Yet again, we are all liberals in some sense. Even the most trenchant critics of the liberal ideal of independence still recognize the value for children in being brought, through education, to an ability to recognize for themselves moral truth and to critically think for themselves about what they have been taught. No critic of liberalism advocates a life of practical deliberation by proxy. And all recognize that those human beings who are more or less constantly in a state of radical dependence should nevertheless be encouraged to have what opportunities for independence they may be capable of. So again, agreement and disagreement shape the intellectual and cultural landscape of liberalism with regard to this core value.
So if Gutmann’s educational bulwark against ideological repression is seen as establishing a firewall between defenders of liberalism and its core values of freedom, equality and independence, and repressive forces outside the academy but within the West, then, it should be seen as protecting against largely fictional enemies and achieving mostly specious victories.
But perhaps Gutmann meant not that liberalism should be defended within academia against the forces of darkness outside, but rather that a specific interpretation of liberalism should be? For it cannot be denied that most of the essays my students read, and most of the positions held by their professors here and at other institutions of higher education, coalesce around one particular and more or less coherent understanding of freedom, equality, and independence, a largely naturalistic, political, personistic, and individualistic form of liberalism. Could it be the mission of higher education to protect this form of liberalism against competing interpretations, perhaps even by mislabeling such interpretations as illiberal and repressive?

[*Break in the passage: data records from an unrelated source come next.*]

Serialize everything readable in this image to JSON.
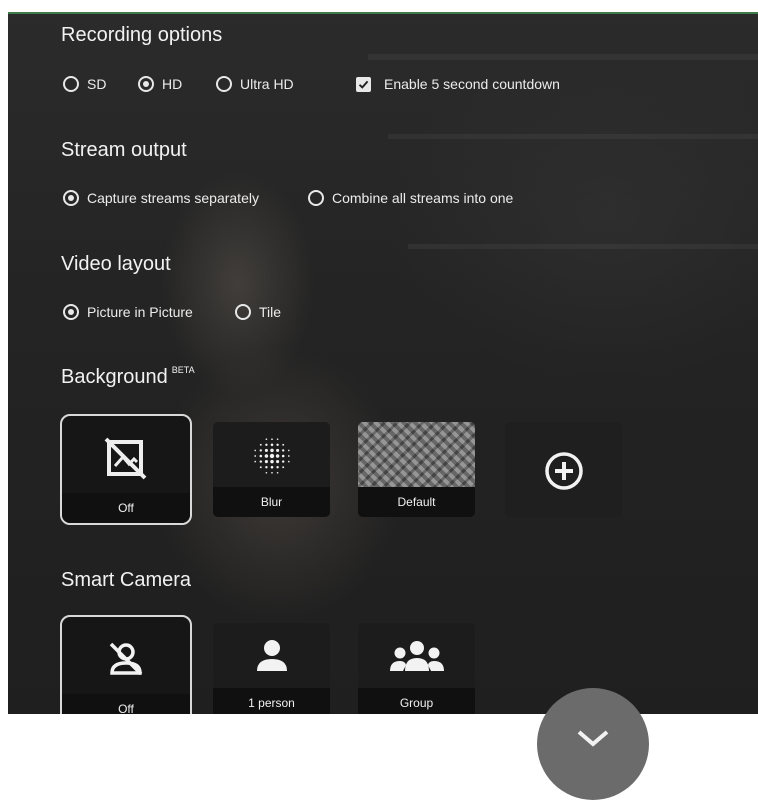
{
  "recording": {
    "heading": "Recording options",
    "quality_options": [
      {
        "label": "SD",
        "selected": false
      },
      {
        "label": "HD",
        "selected": true
      },
      {
        "label": "Ultra HD",
        "selected": false
      }
    ],
    "countdown_label": "Enable 5 second countdown",
    "countdown_checked": true
  },
  "stream": {
    "heading": "Stream output",
    "options": [
      {
        "label": "Capture streams separately",
        "selected": true
      },
      {
        "label": "Combine all streams into one",
        "selected": false
      }
    ]
  },
  "layout": {
    "heading": "Video layout",
    "options": [
      {
        "label": "Picture in Picture",
        "selected": true
      },
      {
        "label": "Tile",
        "selected": false
      }
    ]
  },
  "background": {
    "heading": "Background",
    "badge": "BETA",
    "tiles": [
      {
        "label": "Off",
        "icon": "no-image-icon",
        "selected": true
      },
      {
        "label": "Blur",
        "icon": "blur-dots-icon",
        "selected": false
      },
      {
        "label": "Default",
        "icon": "default-pattern-thumbnail",
        "selected": false
      },
      {
        "label": "",
        "icon": "add-circle-icon",
        "selected": false
      }
    ]
  },
  "smart_camera": {
    "heading": "Smart Camera",
    "tiles": [
      {
        "label": "Off",
        "icon": "person-off-icon",
        "selected": true
      },
      {
        "label": "1 person",
        "icon": "person-icon",
        "selected": false
      },
      {
        "label": "Group",
        "icon": "group-icon",
        "selected": false
      }
    ]
  },
  "scroll_button_icon": "chevron-down-icon",
  "colors": {
    "selected_border": "#d9d9d9",
    "panel_bg": "#242424",
    "top_accent": "#3f7a4a"
  }
}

It is not possible here for me to argue adequately for a competing vision. Rather, I will merely suggest one. One task of higher education is precisely to make students aware of, and to initiate them intelligently and fairly into, the disputes within liberalism that I have at most only outlined here, and into the ensuing moral and political debates and controversies that follow from these core disagreements. Such an initiation would enable students both to better understand themselves and their social world, and to participate more intelligently and critically in that world’s controversies and crises—those over, for example, embryo research and abortion, euthanasia and assisted suicide, the nature of marriage, or immigration and health care reform. While recognizing real and substantive disagreement, this approach would not see academics as primarily an “us” versus an unenlightened “them” with whom we share no fundamental liberal values, but rather as participants in an ongoing set of arguments. Initiating students into the arguments within liberalism is perhaps a more modest task than that envisaged by Gutmann, but it is not, for all that, an easy or insignificant one.
Christopher O. Tollefsen is Professor of Philosophy at the University of South Carolina and a senior fellow of the Witherspoon Institute. His latest book, co-authored with Robert P. George, is Embryo: A Defense of Human Life (Doubleday, 2008). Tollefsen sits on the editorial board of Public Discourse.